Little, Brown Books for Young Readers: Midnight Sun by Stephenie Meyer

Twelve Nights at Rotter House

During the titular 12 nights at the deserted, haunted Rotterdam Mansion, nothing is as it seems, even for the jaded expectations of horror geeks like Felix Allsey and Thomas Ruth. Felix, a travel writer starting what may be his last book at the notorious Rotter House, has invited Thomas to join him there in order to repair their damaged friendship. They debate the paranormal and discuss movies, as they usually do, until things start to go very wrong. Thomas is convinced of the superstitious happenings while Felix isn't so sure; in the process they remember their shameful past. The two men discover that while Rotter House is indeed a dark place, this is a horror story of their own making.

J.W. Ocker's (author of the Edgar-winning Poe-Land) meta-thriller is tailor-made for an age where genre tropes have been repeatedly ripped apart then put back together. He depicts the obsessions of his nerd characters with great strength,in part because he balances real affection for them with an author's sense of clarity. The tension of the book is in understanding a situation and still becoming helpless in its grasp. And though the final act doesn't quite work in comparison to the preceding pages, this is still a gripping novel with a superb understanding of how slowly to unravel a mystery while playing with the narrative.
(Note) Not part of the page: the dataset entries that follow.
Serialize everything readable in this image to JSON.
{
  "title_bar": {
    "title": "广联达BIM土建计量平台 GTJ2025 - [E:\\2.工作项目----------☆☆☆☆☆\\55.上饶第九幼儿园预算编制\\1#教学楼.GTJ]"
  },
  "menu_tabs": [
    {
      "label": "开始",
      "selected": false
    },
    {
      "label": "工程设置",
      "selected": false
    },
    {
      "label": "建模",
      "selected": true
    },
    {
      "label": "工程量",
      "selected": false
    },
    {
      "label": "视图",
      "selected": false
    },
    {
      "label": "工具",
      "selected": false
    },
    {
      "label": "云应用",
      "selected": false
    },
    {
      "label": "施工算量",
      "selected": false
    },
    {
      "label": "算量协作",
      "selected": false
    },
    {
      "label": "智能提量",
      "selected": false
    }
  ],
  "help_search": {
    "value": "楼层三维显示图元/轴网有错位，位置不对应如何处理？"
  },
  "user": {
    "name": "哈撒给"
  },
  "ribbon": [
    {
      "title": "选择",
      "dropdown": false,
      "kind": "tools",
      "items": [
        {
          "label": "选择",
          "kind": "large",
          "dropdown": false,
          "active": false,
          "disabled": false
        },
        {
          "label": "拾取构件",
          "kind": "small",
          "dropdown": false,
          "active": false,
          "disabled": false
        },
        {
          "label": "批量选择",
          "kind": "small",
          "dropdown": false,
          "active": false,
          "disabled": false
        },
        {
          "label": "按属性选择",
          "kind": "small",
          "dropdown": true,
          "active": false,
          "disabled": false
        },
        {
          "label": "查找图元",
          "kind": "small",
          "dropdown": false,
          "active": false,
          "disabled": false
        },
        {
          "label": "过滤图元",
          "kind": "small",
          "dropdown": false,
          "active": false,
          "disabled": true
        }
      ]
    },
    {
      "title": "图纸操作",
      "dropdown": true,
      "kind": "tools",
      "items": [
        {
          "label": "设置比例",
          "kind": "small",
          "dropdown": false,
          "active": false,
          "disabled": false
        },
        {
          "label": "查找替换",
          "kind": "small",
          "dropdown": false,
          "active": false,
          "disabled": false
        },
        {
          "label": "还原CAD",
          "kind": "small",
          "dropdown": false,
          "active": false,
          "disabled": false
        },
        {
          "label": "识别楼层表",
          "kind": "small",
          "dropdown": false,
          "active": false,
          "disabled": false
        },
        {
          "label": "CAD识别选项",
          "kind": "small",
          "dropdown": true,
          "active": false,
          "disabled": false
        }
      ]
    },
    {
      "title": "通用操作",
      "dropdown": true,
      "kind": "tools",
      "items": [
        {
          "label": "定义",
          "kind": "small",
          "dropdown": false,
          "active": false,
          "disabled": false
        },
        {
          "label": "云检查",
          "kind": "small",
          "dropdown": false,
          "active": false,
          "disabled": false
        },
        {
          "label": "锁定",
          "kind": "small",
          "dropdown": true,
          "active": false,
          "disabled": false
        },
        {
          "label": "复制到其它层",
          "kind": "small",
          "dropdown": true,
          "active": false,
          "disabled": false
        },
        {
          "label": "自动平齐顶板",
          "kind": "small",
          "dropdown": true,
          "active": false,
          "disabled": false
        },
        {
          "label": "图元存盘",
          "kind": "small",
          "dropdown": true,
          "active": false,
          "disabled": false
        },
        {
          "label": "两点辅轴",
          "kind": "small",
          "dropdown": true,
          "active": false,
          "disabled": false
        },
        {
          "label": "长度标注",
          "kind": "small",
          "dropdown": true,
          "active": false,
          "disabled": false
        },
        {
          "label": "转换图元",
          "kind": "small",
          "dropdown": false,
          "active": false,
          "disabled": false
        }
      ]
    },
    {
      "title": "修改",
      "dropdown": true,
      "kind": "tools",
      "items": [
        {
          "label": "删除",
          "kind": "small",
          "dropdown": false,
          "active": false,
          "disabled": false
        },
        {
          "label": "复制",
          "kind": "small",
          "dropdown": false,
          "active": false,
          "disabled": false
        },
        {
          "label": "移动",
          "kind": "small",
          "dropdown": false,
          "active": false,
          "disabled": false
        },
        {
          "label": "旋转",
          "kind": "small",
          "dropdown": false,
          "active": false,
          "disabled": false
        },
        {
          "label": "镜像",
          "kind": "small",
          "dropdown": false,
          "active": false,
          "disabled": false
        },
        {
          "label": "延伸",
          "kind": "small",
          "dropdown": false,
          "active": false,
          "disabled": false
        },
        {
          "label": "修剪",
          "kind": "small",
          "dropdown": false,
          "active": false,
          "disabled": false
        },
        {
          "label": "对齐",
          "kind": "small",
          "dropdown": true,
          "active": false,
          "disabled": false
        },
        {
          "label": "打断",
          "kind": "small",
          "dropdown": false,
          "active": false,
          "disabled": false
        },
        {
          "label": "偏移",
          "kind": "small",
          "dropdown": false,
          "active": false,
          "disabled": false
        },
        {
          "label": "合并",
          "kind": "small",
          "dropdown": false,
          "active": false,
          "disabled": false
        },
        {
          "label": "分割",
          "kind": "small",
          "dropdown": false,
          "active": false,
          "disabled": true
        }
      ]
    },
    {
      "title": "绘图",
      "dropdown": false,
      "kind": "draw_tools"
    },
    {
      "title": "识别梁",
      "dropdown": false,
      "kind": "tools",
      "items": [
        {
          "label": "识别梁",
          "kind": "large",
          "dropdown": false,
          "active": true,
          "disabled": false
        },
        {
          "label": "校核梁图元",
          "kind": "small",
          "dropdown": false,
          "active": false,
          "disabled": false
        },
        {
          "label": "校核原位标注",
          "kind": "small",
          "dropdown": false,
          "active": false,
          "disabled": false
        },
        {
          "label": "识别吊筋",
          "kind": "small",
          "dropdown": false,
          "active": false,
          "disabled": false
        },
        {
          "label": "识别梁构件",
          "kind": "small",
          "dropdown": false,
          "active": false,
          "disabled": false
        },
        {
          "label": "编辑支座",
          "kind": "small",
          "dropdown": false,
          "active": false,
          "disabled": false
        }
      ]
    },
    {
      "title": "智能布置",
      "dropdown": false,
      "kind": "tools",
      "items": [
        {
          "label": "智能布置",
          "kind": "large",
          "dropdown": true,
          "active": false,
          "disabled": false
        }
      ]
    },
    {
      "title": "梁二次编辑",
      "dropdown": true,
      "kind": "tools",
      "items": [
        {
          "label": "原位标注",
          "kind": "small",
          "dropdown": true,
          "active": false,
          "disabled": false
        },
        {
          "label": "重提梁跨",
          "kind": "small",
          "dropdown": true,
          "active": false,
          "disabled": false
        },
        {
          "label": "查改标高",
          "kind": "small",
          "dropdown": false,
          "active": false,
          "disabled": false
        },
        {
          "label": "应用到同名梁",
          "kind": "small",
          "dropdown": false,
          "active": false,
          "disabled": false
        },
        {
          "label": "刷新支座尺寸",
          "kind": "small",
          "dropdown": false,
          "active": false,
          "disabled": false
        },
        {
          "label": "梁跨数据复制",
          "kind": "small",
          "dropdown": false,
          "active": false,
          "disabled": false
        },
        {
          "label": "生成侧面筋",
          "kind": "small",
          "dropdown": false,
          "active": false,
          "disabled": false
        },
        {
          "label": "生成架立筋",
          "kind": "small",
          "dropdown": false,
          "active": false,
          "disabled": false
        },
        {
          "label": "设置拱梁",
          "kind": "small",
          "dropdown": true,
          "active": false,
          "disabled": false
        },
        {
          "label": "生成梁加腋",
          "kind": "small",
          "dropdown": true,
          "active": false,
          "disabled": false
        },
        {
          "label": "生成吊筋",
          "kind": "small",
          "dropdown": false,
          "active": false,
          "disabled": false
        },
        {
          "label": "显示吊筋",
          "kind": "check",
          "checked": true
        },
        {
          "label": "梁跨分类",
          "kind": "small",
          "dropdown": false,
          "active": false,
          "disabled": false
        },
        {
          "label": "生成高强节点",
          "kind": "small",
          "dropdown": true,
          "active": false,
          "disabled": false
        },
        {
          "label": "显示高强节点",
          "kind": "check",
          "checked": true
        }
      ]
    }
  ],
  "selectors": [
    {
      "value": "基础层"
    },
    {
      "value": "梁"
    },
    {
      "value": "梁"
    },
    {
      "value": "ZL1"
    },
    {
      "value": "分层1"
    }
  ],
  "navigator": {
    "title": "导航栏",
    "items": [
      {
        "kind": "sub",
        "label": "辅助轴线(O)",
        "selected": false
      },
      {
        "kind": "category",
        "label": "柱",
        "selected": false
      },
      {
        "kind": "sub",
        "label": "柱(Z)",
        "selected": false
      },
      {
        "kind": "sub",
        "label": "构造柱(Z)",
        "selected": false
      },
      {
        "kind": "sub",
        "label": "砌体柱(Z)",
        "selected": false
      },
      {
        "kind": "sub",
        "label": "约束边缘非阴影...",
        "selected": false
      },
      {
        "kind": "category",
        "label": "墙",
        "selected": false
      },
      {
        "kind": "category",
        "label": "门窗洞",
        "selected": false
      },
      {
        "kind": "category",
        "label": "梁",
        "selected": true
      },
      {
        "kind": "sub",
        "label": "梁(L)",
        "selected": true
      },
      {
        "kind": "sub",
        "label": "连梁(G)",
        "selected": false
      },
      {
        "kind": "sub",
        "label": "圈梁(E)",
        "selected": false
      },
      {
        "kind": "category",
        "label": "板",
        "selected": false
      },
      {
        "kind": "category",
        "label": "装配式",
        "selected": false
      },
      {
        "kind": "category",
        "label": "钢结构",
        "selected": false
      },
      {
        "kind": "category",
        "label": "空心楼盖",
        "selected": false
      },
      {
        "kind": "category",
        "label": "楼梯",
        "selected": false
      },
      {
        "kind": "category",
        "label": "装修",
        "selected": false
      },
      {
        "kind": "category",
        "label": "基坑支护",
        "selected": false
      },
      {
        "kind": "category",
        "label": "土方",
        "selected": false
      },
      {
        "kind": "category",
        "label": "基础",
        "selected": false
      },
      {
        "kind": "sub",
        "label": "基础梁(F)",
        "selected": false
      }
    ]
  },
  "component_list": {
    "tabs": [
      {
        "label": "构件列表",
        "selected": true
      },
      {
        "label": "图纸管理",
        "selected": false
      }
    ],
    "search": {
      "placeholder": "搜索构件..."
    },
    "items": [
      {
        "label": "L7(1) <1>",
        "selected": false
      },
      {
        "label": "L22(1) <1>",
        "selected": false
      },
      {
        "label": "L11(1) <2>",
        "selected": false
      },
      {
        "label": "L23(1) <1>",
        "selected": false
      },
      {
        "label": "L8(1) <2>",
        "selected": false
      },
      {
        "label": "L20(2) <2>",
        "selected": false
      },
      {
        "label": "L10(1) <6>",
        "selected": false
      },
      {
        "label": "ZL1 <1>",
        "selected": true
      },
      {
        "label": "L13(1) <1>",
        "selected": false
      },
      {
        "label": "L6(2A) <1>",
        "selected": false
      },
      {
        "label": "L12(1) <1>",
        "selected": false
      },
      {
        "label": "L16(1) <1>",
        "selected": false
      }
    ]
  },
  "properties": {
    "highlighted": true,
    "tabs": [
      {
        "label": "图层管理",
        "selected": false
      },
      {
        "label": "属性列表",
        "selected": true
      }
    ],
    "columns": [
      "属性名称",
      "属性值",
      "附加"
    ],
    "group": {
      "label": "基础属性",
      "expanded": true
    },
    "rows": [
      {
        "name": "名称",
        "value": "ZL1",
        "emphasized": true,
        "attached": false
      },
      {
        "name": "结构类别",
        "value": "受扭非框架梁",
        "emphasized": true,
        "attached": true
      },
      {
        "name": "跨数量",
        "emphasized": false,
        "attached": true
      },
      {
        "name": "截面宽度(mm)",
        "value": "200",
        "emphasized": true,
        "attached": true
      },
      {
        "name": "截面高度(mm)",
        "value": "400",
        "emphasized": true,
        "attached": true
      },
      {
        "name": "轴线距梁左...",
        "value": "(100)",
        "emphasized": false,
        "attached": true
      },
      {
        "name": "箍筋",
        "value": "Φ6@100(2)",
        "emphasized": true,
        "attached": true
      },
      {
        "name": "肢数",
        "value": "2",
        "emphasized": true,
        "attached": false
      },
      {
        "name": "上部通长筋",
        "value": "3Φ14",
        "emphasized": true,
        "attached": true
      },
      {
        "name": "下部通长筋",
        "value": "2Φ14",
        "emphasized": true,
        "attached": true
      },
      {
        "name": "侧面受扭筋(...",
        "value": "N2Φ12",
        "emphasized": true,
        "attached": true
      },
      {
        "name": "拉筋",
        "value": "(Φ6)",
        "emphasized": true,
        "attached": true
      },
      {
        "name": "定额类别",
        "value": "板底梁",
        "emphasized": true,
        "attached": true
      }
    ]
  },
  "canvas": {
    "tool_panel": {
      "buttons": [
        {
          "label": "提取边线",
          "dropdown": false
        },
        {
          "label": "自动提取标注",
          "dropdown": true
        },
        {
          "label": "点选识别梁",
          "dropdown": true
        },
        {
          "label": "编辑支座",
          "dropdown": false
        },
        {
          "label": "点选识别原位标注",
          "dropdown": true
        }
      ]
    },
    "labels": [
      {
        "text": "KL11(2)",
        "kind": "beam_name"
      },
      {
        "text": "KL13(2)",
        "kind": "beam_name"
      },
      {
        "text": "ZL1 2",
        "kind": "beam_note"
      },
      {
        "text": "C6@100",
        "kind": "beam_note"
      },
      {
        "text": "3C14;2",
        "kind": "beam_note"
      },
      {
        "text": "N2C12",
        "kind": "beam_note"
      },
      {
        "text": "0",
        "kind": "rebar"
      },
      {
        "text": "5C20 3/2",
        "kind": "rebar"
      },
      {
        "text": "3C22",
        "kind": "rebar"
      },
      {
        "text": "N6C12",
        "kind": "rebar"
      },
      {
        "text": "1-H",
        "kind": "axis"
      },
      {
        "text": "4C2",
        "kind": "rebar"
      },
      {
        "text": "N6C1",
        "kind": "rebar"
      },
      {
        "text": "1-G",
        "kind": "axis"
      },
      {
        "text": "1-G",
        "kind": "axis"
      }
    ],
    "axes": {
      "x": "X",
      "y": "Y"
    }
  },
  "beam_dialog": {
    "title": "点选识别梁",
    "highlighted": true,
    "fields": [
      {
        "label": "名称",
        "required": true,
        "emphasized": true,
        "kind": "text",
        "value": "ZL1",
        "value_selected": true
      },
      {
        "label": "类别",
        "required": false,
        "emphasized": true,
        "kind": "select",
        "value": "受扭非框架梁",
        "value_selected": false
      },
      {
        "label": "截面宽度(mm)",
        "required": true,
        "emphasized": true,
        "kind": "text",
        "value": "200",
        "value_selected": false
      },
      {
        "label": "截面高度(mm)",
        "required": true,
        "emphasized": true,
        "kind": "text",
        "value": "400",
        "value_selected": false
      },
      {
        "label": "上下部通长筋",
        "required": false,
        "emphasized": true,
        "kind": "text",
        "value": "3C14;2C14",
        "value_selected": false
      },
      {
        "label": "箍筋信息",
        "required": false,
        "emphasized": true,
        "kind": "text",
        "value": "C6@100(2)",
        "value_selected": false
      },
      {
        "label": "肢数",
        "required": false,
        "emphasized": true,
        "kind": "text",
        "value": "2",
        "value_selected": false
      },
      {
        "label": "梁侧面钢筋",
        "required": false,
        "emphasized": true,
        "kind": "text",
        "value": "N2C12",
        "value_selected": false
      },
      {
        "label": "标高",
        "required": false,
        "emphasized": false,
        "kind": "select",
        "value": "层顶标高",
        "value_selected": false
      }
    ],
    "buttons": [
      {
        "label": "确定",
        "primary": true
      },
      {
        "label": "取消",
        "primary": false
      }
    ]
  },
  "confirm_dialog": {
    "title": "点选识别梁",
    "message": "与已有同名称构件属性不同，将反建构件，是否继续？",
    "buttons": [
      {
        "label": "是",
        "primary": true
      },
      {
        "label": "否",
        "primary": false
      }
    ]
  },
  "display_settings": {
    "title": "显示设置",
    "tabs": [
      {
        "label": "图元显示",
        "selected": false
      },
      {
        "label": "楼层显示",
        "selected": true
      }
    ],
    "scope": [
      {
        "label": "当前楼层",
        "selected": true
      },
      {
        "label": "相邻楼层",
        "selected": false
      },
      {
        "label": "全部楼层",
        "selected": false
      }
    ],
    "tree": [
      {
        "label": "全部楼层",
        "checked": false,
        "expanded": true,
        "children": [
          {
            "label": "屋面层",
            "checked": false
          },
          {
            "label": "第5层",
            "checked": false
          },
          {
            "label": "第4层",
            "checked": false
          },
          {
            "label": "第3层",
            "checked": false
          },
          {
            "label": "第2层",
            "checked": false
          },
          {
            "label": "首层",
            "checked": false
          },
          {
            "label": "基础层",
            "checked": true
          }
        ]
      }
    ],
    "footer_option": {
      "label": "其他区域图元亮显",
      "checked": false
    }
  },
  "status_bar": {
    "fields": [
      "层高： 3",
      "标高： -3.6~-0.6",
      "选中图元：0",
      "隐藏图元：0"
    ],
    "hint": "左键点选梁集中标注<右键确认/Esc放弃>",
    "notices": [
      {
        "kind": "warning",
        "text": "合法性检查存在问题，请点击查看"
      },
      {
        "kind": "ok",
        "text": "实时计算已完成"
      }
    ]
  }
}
Fans of Ocker's travel writing and other work will not want to miss his distinctive voice in Twelve Nights. --C.M. Crockford, freelance reviewer